Machine learning could help predict the seasonal cycle of Covid-19

Chloe Kent 27 May 2020 (Last Updated May 27th, 2020 11:13)

Scientists at Lawrence Berkeley National Laboratory are using machine learning methods to process a plethora of health and environmental datasets to assess whether or not Covid-19 has a seasonal response. Verdict Medical Devices speaks to Berkeley Lab computational biologist Ben Brown, who is leading the machine learning analysis, to learn more.

Machine learning could help predict the seasonal cycle of Covid-19
In general the seasonality of respiratory viruses is a complex problem. Credit: Shutterstock

Covid-19 is set to take a toll on global healthcare systems until at least the end of 2020, and most likely well into 2021. Among the many unanswered questions is whether the disease has a seasonal element like influenza, and will naturally wane over the summer before resurging in the winter.

Scientists at Lawrence Berkeley National Laboratory in California are now using machine learning to process global health and environmental datasets to find an answer.

Berkeley Lab computational biologist Ben Brown says: “Our base data builds on the amazing work that Bin Yu and her group at UC Berkeley has done in compiling and QCing many data sources: Covid cases, plus demographic and socioeconomic information as well as population health status data.
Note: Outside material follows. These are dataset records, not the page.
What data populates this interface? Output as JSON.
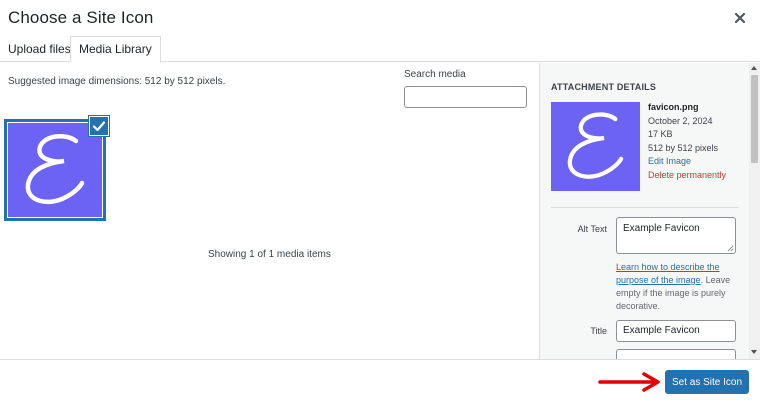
{
  "modal": {
    "title": "Choose a Site Icon",
    "close_icon": "close-icon"
  },
  "tabs": [
    {
      "label": "Upload files",
      "active": false
    },
    {
      "label": "Media Library",
      "active": true
    }
  ],
  "library": {
    "suggested": "Suggested image dimensions: 512 by 512 pixels.",
    "search_label": "Search media",
    "search_value": "",
    "showing": "Showing 1 of 1 media items",
    "selected_item": {
      "glyph": "E",
      "checked": true
    }
  },
  "details": {
    "heading": "Attachment Details",
    "filename": "favicon.png",
    "date": "October 2, 2024",
    "size": "17 KB",
    "dimensions": "512 by 512 pixels",
    "edit_link": "Edit Image",
    "delete_link": "Delete permanently",
    "alt_label": "Alt Text",
    "alt_value": "Example Favicon",
    "alt_help_link": "Learn how to describe the purpose of the image",
    "alt_help_rest": ". Leave empty if the image is purely decorative.",
    "title_label": "Title",
    "title_value": "Example Favicon"
  },
  "footer": {
    "primary_button": "Set as Site Icon"
  },
  "colors": {
    "accent": "#2271b1",
    "thumbnail_bg": "#6c63f5",
    "delete": "#d63638",
    "arrow": "#e00000"
  }
}
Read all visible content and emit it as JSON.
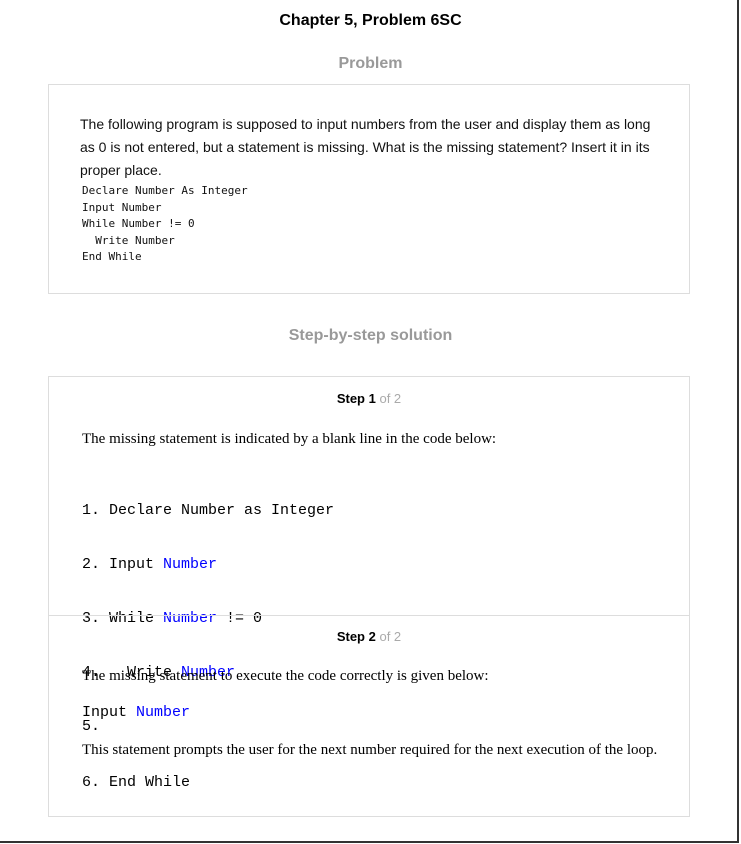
{
  "title": "Chapter 5, Problem 6SC",
  "problem_heading": "Problem",
  "problem_text": "The following program is supposed to input numbers from the user and display them as long as 0 is not entered, but a statement is missing. What is the missing statement? Insert it in its proper place.",
  "problem_code": [
    "Declare Number As Integer",
    "Input Number",
    "While Number != 0",
    "  Write Number",
    "End While"
  ],
  "solution_heading": "Step-by-step solution",
  "steps": [
    {
      "label": "Step 1",
      "of": "of 2",
      "text": "The missing statement is indicated by a blank line in the code below:",
      "code": [
        {
          "pre": "1. Declare Number as Integer",
          "kw": "",
          "post": ""
        },
        {
          "pre": "2. Input ",
          "kw": "Number",
          "post": ""
        },
        {
          "pre": "3. While ",
          "kw": "Number",
          "post": " != 0"
        },
        {
          "pre": "4.   Write ",
          "kw": "Number",
          "post": ""
        },
        {
          "pre": "5.",
          "kw": "",
          "post": ""
        },
        {
          "pre": "6. End While",
          "kw": "",
          "post": ""
        }
      ]
    },
    {
      "label": "Step 2",
      "of": "of 2",
      "text": "The missing statement to execute the code correctly is given below:",
      "code_pre": "Input ",
      "code_kw": "Number",
      "text2": "This statement prompts the user for the next number required for the next execution of the loop."
    }
  ]
}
“We will add high-resolution weather parameters, anonymised mobility data from cell phones – the mobility data will quantitatively account somewhat for public health interventions like shelter-in-place – and other factors like testing rates to estimate the true case numbers will also be explored.”

Research has already indicated that Covid-19 could be seasonal

The initial goal is to predict, for each US county, how environmental factors can be expected to influence the spread of the virus.

The huge number of variables assessed in the research would be almost impossible to detangle without the help of artificial intelligence (AI). Although social contact rates are still the main way the disease is spread, factors like temperature, humidity and UV index have all been associated with Covid-19 transmission. Alongside this, there’s an extent to which they all impact each other – weather, for example, directly impacts how much time people are likely to spend outdoors.

Research from the US National Biodefense Analysis and Countermeasures Center has already indicated that Covid-19 could be seasonal. It was found that under sunlight and humidity on various surfaces, the virus lost viability in less than an hour, but in darkness and low temperatures it remained stable for eight days.

The Berkeley researchers don’t expect that climate will be suddenly revealed as a dominant factor in the spread of the disease, but there could be important interactions between the different variables. It appears to have spread far more slowly in the southern hemisphere than in the northern hemisphere, for example. While many factors could contribute to this, it’s key to note that the warmer summer months in the southern hemisphere are December, January and February, when Covid-19 was beginning to take hold around the world and it was winter in the north.

Could winter weather increase the spread of Covid-19?

The key question now is whether there will be an increase in transmission in the southern hemisphere as it moves into winter throughout June, July and August, and whether autumn or winter in late 2020 could therefore lead to a second wave in the US and the northern hemisphere.

Brown says: “In general the seasonality of respiratory viruses is a complex problem, even more complex when the virus has not reached equilibrium with the population in terms of exposure and immunity, as is the case with Covid-19.

“However, being able to accurately identify how specific factors like temperature, humidity, UV and wind speed influence virus transmission, either directly through effects on virus viability/aerosol dynamics or indirectly through impacts on human physiology or behaviour, would allow for improved prediction and development of public health strategies.”

The Berkeley Lab research team hopes to have the first phase of its work complete by late summer or early autumn in the US. After this, they plan to move into making projections under different scenarios, to try and aid in public health decisions. The different data scenarios they hope to try out include the impact of continued social distancing, the presence of vaccines or some level of herd immunity in different parts of the US.

“We are focusing on the US for now due to data availability,” Brown says. “If we are successful in identifying robust relationships with weather parameters, we could use the same models to determine what influence seasonal weather factors might have on Covid transmission as the southern hemisphere moves into winter.”